[Element data from apps and pages]
- - -

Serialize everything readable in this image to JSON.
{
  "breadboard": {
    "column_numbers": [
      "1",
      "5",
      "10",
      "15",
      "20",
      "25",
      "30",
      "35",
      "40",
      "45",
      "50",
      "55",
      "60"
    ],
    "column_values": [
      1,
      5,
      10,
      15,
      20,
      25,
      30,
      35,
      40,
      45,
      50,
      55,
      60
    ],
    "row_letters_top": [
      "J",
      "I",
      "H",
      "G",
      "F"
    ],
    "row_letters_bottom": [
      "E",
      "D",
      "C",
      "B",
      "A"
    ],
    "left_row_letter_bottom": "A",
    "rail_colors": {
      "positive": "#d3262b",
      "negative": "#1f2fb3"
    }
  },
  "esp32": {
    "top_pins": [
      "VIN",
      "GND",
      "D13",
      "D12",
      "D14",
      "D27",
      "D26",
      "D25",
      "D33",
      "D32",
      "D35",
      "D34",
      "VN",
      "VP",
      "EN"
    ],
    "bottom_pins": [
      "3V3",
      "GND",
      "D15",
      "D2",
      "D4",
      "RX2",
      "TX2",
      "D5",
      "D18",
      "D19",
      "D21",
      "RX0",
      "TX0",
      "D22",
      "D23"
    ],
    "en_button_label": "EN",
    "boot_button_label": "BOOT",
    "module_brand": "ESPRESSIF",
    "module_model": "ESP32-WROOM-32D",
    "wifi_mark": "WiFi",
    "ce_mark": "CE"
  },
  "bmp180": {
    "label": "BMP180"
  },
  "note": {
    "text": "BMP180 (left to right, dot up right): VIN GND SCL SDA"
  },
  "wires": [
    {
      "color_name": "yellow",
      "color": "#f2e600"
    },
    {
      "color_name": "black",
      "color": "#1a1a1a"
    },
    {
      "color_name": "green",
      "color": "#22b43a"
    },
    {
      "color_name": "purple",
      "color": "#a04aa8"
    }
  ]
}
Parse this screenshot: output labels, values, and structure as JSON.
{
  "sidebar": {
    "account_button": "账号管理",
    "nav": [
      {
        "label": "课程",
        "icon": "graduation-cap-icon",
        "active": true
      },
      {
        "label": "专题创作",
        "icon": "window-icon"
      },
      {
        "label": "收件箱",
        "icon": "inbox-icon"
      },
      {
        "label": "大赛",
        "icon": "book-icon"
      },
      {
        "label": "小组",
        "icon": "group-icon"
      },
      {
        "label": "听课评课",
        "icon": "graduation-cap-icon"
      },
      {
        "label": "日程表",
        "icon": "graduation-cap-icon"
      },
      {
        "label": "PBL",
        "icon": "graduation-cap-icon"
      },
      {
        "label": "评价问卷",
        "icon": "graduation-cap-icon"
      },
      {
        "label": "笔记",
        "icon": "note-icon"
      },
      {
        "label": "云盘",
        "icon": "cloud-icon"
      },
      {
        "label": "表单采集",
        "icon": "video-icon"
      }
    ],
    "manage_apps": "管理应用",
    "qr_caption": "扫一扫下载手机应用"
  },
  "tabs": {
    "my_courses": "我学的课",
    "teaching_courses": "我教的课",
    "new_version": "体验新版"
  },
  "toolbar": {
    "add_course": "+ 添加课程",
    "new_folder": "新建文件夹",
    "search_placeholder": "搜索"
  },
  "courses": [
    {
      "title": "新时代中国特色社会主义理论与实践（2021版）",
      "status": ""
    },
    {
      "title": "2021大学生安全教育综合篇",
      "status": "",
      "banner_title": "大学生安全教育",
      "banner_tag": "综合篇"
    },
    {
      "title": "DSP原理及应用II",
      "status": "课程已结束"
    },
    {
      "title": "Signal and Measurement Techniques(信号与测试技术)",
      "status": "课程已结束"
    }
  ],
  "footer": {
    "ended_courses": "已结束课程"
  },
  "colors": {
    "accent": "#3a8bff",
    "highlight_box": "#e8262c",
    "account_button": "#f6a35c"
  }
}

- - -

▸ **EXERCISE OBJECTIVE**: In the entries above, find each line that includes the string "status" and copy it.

▸ **SOLUTION**:
      "status": ""
      "status": "",
      "status": "课程已结束"
      "status": "课程已结束"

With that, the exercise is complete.